■ **Required action**:
What's required is a verbatim printout of all the data.

——

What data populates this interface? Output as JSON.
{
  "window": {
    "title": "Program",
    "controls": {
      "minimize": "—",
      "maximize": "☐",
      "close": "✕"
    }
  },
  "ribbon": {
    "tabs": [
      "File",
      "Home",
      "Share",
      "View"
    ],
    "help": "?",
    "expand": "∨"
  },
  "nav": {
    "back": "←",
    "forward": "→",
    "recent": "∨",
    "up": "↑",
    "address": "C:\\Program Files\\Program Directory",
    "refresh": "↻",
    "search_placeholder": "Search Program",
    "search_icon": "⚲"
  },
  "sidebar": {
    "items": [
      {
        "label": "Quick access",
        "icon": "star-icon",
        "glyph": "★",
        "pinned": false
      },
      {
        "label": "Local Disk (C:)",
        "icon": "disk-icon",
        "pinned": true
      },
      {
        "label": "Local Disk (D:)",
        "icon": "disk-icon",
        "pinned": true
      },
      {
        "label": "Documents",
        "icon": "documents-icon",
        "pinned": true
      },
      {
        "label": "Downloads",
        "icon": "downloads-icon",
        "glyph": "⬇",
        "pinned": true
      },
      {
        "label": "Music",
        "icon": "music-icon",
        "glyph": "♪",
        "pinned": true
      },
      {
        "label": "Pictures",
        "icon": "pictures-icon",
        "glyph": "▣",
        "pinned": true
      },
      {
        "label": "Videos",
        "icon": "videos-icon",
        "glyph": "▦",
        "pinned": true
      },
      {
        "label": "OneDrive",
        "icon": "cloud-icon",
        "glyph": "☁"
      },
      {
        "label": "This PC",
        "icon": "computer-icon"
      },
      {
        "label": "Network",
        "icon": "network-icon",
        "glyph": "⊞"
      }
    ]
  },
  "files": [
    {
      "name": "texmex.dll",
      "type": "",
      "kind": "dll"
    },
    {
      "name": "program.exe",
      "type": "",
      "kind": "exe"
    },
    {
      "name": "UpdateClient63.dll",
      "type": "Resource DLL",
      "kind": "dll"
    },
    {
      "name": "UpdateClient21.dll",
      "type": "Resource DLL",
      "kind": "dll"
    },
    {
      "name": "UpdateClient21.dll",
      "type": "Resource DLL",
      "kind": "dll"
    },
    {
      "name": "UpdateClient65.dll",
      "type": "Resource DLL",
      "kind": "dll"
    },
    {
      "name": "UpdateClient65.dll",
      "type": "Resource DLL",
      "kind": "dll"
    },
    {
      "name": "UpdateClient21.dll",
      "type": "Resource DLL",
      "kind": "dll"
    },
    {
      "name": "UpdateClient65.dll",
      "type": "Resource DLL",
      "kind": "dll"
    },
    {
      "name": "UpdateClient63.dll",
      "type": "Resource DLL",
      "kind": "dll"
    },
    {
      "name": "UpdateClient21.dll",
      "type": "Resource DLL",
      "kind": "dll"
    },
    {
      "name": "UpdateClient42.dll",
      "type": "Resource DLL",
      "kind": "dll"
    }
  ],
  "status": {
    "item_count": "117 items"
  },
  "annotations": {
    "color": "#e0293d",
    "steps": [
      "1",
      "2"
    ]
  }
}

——

■ **Your response**:
What data populates this interface? Output as JSON.
{
  "window": {
    "title": "Program",
    "controls": {
      "minimize": "—",
      "maximize": "☐",
      "close": "✕"
    }
  },
  "ribbon": {
    "tabs": [
      "File",
      "Home",
      "Share",
      "View"
    ],
    "help": "?",
    "expand": "∨"
  },
  "nav": {
    "back": "←",
    "forward": "→",
    "recent": "∨",
    "up": "↑",
    "address": "C:\\Program Files\\Program Directory",
    "refresh": "↻",
    "search_placeholder": "Search Program",
    "search_icon": "⚲"
  },
  "sidebar": {
    "items": [
      {
        "label": "Quick access",
        "icon": "star-icon",
        "glyph": "★",
        "pinned": false
      },
      {
        "label": "Local Disk (C:)",
        "icon": "disk-icon",
        "pinned": true
      },
      {
        "label": "Local Disk (D:)",
        "icon": "disk-icon",
        "pinned": true
      },
      {
        "label": "Documents",
        "icon": "documents-icon",
        "pinned": true
      },
      {
        "label": "Downloads",
        "icon": "downloads-icon",
        "glyph": "⬇",
        "pinned": true
      },
      {
        "label": "Music",
        "icon": "music-icon",
        "glyph": "♪",
        "pinned": true
      },
      {
        "label": "Pictures",
        "icon": "pictures-icon",
        "glyph": "▣",
        "pinned": true
      },
      {
        "label": "Videos",
        "icon": "videos-icon",
        "glyph": "▦",
        "pinned": true
      },
      {
        "label": "OneDrive",
        "icon": "cloud-icon",
        "glyph": "☁"
      },
      {
        "label": "This PC",
        "icon": "computer-icon"
      },
      {
        "label": "Network",
        "icon": "network-icon",
        "glyph": "⊞"
      }
    ]
  },
  "files": [
    {
      "name": "texmex.dll",
      "type": "",
      "kind": "dll"
    },
    {
      "name": "program.exe",
      "type": "",
      "kind": "exe"
    },
    {
      "name": "UpdateClient63.dll",
      "type": "Resource DLL",
      "kind": "dll"
    },
    {
      "name": "UpdateClient21.dll",
      "type": "Resource DLL",
      "kind": "dll"
    },
    {
      "name": "UpdateClient21.dll",
      "type": "Resource DLL",
      "kind": "dll"
    },
    {
      "name": "UpdateClient65.dll",
      "type": "Resource DLL",
      "kind": "dll"
    },
    {
      "name": "UpdateClient65.dll",
      "type": "Resource DLL",
      "kind": "dll"
    },
    {
      "name": "UpdateClient21.dll",
      "type": "Resource DLL",
      "kind": "dll"
    },
    {
      "name": "UpdateClient65.dll",
      "type": "Resource DLL",
      "kind": "dll"
    },
    {
      "name": "UpdateClient63.dll",
      "type": "Resource DLL",
      "kind": "dll"
    },
    {
      "name": "UpdateClient21.dll",
      "type": "Resource DLL",
      "kind": "dll"
    },
    {
      "name": "UpdateClient42.dll",
      "type": "Resource DLL",
      "kind": "dll"
    }
  ],
  "status": {
    "item_count": "117 items"
  },
  "annotations": {
    "color": "#e0293d",
    "steps": [
      "1",
      "2"
    ]
  }
}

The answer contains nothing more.